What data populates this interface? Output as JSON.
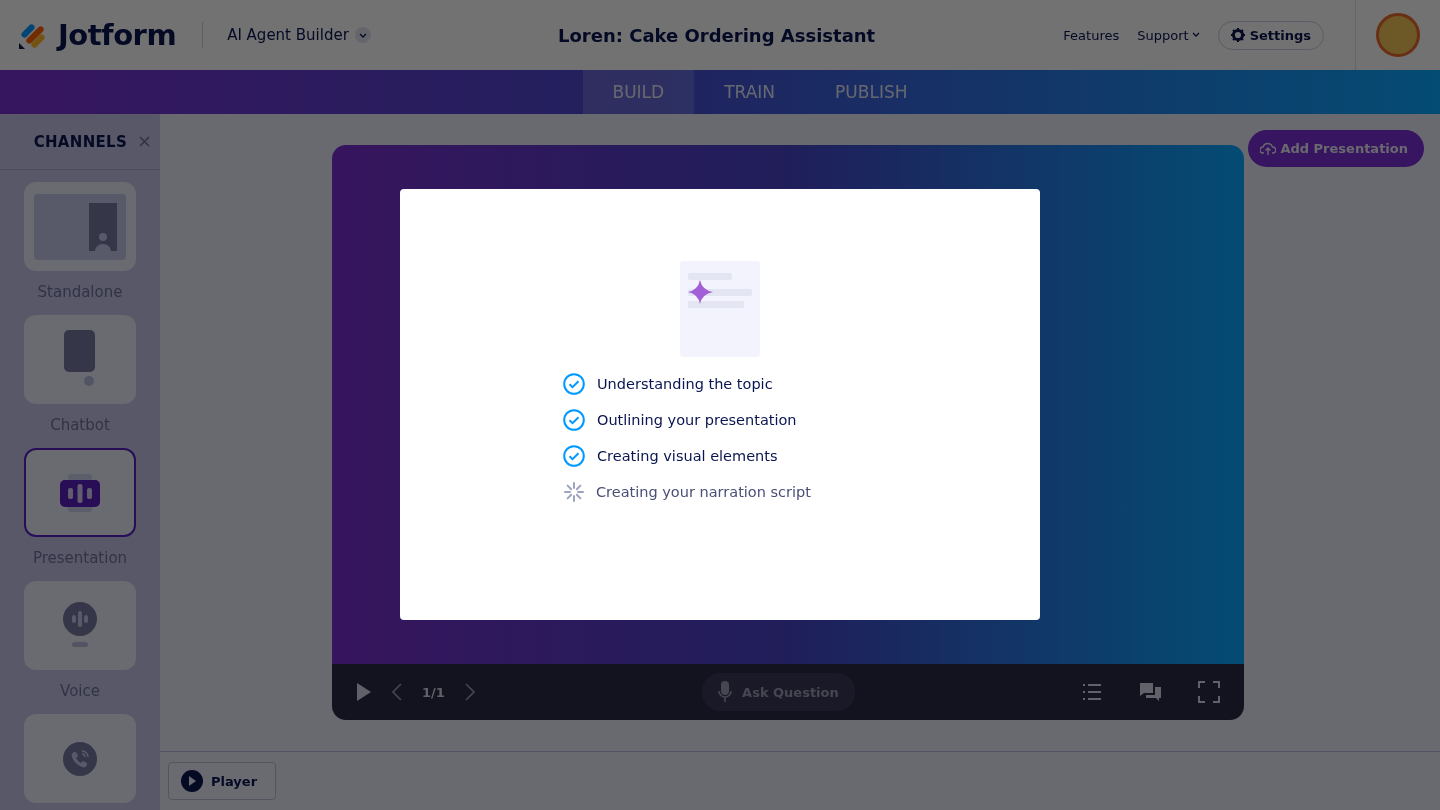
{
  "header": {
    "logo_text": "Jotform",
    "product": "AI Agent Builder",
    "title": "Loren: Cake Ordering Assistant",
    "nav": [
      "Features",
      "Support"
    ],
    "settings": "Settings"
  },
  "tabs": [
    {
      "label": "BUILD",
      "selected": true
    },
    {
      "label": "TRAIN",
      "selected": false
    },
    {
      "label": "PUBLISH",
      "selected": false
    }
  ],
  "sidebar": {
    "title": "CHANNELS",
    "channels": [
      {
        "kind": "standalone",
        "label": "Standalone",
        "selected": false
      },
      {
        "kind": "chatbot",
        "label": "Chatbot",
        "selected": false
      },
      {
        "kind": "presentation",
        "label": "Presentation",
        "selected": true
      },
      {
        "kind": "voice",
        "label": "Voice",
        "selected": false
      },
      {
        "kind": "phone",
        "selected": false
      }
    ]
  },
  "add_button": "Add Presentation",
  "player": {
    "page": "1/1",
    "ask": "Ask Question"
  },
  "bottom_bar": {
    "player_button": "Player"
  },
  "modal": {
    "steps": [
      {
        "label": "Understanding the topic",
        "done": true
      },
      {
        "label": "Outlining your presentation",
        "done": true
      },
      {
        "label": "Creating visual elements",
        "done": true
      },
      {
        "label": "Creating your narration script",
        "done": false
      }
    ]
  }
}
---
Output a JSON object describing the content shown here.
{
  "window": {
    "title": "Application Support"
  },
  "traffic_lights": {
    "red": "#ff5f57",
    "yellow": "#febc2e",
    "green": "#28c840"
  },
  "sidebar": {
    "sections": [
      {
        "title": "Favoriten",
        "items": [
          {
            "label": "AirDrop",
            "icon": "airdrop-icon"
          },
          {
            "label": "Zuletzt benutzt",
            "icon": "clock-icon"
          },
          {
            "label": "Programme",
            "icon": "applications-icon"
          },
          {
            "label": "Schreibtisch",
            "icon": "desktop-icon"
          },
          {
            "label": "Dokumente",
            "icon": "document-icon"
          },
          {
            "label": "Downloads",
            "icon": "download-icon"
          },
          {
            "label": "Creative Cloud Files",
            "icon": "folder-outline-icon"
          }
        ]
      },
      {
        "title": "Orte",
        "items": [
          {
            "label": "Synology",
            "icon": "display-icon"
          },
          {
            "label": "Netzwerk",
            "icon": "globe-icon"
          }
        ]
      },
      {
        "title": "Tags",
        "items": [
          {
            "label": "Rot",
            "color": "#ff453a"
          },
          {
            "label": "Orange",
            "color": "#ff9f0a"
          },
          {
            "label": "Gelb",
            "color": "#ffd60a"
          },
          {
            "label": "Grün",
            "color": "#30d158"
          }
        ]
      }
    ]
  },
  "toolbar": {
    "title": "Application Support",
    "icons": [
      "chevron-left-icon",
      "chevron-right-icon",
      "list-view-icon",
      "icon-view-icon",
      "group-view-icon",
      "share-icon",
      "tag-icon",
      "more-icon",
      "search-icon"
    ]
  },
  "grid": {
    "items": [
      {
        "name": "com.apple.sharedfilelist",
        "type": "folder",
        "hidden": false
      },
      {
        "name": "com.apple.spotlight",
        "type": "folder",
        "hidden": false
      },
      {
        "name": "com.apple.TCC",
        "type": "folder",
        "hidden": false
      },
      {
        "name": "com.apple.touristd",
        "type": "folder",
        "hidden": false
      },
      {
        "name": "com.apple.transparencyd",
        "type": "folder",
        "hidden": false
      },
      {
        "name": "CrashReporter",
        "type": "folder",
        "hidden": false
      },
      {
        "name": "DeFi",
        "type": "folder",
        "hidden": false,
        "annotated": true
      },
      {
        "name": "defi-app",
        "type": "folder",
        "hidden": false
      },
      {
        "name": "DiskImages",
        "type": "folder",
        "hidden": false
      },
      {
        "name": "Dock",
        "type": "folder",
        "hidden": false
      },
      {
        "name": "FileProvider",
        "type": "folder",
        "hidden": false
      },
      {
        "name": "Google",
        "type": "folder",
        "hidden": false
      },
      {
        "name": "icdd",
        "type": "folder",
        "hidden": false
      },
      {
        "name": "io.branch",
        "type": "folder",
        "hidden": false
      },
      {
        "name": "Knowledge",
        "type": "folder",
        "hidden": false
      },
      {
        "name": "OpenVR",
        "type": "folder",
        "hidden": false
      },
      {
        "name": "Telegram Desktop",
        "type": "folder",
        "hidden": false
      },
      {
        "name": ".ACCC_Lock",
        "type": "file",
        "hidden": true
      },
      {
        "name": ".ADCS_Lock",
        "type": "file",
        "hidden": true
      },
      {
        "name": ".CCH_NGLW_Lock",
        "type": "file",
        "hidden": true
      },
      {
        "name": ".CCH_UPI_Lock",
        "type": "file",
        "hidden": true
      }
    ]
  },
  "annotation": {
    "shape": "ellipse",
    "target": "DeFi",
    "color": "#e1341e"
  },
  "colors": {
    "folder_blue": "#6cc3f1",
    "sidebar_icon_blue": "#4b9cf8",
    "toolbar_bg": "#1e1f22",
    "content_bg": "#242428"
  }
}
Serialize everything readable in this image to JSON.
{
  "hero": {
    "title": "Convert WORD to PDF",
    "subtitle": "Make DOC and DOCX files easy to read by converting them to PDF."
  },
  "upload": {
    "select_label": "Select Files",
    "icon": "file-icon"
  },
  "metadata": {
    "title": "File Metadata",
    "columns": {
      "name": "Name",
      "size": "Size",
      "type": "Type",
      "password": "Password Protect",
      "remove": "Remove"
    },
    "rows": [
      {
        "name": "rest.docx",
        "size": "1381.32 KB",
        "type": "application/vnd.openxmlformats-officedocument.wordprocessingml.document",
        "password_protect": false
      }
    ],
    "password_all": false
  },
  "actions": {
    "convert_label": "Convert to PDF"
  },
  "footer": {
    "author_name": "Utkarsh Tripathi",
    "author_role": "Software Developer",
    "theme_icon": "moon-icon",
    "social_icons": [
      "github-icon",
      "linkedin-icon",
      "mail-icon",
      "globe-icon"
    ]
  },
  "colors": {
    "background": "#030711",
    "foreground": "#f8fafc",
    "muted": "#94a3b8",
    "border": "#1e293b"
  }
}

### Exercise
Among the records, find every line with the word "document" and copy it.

### Output
            "icon": "document-icon"
        "type": "application/vnd.openxmlformats-officedocument.wordprocessingml.document",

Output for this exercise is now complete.